"Conducting is a very intense, high-energy activity – things happen fast and it's intensely social, because you're dealing with 100 orchestra musicians. Composing is the total opposite. It's lonely, and, compared with conducting, it's the difference between running a marathon and a 100-meter race. You have to get to a place where you can hear your own thoughts, and this requires silence."
It usually takes him a week to 10 days to make the switch, to feel things have quieted down enough that he can begin to compose, he added.
Salonen's quiet place for composing turns out to be his old stomping ground, Los Angeles, where he and his wife, Jane Price, a former member of the Philharmonia, recently relocated from London. They did so partly because son Oliver, who's about to turn 15, wanted to attend a high school there, Salonen explained. Their daughters, Ella Aneira and Anja Sofia, attend universities on the East Coast.
"I have my friends in L.A., I guest conduct the L.A. Phil two or three weeks a season, I go to other concerts there, so it's perfect for me," he said.
Salonen the composer is finishing a big piece for chorus and orchestra commissioned by the Tonhalle Orchestra in Zurich, Switzerland, which is to be premiered at the ensemble's season opener in September under its new principal conductor, Lionel Bringuier. The young Frenchman had been Salonen's assistant and, later, resident conductor, in Los Angeles. This may have something to do with Salonen's recent appointment as the Tonhalle's first-ever creative chair, beginning this fall. No fewer than 10 of Salonen's orchestral, instrumental and chamber works are on the orchestra's docket for 2014-15.
Esa-Pekka Salonen conducts the Chicago Symphony Orchestra in works by Janacek, Dvorak and Salonen, at 8 p.m. Thursday-Saturday and 3 p.m. Sunday. Christian Tetzlaff is the violin soloist; Symphony Center, 220 S. Michigan Ave.; $32-$217; 312-294-3000, cso.org.
Ma and Civic Orchestra
This season's crop of young Civic Orchestra young musicians could well be the finest in the training orchestra's 95-year history, and that's saying something.
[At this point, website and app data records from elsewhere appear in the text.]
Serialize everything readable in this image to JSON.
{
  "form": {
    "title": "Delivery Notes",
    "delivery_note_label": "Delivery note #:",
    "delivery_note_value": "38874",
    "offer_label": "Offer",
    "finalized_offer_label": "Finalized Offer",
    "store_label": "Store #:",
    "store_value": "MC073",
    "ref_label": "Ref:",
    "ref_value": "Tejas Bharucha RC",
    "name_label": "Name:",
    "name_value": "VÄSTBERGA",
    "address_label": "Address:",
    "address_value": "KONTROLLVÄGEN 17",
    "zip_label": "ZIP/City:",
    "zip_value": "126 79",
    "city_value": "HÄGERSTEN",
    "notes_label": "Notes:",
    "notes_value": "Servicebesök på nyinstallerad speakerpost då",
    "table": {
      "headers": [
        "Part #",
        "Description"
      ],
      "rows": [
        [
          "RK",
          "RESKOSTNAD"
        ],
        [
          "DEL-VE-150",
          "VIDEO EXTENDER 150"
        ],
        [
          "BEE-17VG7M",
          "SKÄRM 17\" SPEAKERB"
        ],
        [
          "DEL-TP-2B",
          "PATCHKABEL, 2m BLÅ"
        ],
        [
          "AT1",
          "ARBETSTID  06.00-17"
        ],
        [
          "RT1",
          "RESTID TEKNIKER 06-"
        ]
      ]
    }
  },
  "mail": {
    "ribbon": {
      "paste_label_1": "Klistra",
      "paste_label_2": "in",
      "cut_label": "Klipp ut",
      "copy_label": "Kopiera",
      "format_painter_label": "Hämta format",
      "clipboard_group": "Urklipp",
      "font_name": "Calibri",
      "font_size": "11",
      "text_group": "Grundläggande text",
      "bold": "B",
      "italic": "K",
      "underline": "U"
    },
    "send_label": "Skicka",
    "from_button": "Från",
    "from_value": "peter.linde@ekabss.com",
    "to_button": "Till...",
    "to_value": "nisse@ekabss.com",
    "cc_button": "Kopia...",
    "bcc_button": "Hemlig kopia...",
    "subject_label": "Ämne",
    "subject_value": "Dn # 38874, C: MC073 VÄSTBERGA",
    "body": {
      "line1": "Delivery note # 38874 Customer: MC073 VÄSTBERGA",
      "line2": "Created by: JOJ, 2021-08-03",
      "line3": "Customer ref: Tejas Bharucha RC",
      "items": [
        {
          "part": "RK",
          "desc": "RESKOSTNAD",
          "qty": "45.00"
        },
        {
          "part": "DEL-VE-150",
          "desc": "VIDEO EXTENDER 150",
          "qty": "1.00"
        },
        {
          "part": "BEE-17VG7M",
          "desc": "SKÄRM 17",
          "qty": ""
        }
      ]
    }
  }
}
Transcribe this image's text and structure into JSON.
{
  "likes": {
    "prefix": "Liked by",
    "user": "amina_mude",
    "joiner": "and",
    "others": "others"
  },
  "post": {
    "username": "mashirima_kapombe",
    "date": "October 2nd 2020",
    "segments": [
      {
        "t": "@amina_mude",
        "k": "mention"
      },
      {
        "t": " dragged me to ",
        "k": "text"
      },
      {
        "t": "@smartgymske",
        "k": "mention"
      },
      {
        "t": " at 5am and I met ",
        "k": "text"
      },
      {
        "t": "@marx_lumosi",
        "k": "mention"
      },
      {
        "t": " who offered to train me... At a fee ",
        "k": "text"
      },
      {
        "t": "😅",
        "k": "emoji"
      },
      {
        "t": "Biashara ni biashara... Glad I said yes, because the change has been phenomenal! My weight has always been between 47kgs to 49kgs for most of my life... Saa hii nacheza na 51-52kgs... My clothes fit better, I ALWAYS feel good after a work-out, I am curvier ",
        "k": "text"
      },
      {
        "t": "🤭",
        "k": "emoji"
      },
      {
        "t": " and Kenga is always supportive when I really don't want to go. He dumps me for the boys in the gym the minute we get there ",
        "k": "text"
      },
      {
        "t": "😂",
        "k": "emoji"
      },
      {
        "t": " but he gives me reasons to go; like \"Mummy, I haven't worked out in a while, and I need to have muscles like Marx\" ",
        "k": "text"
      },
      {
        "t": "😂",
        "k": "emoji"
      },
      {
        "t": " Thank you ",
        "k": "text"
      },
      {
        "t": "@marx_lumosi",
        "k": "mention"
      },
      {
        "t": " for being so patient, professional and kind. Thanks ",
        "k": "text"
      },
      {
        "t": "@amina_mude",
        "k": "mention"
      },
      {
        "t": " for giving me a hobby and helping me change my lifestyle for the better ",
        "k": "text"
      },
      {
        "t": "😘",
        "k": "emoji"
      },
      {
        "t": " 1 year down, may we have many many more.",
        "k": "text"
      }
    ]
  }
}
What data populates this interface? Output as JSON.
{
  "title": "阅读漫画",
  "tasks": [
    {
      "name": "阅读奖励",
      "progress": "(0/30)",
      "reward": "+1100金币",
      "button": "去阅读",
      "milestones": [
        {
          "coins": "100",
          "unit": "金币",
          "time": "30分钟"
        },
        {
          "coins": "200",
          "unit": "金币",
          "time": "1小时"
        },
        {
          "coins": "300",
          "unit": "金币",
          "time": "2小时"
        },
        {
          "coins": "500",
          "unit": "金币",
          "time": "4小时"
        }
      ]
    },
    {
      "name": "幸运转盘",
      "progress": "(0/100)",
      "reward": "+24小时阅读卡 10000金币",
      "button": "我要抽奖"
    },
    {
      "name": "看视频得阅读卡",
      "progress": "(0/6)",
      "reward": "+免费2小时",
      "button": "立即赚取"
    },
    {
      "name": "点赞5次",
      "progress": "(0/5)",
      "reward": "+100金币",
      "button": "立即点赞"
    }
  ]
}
The evidence was out there Monday night in sold-out Orchestra Hall, where the pre-professional youth ensemble gave a searching, deeply felt performance of Richard Strauss' "Don Quixote," with its star mentor, cellist Yo-Yo Ma, as soloist, and Carlos Miguel Prieto conducting.
The concert was the culmination of an intensive, seven-month preparation period during which the CSO's creative consultant built on the technical groundwork laid by Civic principal conductor Cliff Colnot. The cellist worked with the players not only on mastering the many musical challenges but also understanding how the musical content relates to the fanciful narrative. Ultimately the aim was to have each player feel invested in the finished performance – "owning" the score, to use one of Ma's pet terms.
What the sold-out crowd heard on Monday was a remarkable demonstration of collective musical ownership. The playing was confident in all departments, and each of the woeful knight's exploits was vividly characterized. Ma's Quixote and principal viola Helen Hess' depiction of Sancho Panza inspired fine solo work in other parts of the orchestra. Altogether this "Don Quixote" would have done credit to any number of adult professional ensembles.
Prieto's flexible shaping of Strauss' enormous orchestral canvas also marked Monday's robust account of another Strauss tone poem, "Don Juan," a late addition to the program, chosen by the orchestra members themselves. Full of youthful energy and swagger, the reading showed not only a remarkable mastery of the treacherous instrumental writing but also a ready response to the drama within the notes.
Having selected Civic players talk about the two scores and what it was like to prepare them so extensively – several of them also spoke revealingly about why they chose to build their careers around classical music – lent context to the orchestra's dedicated performances.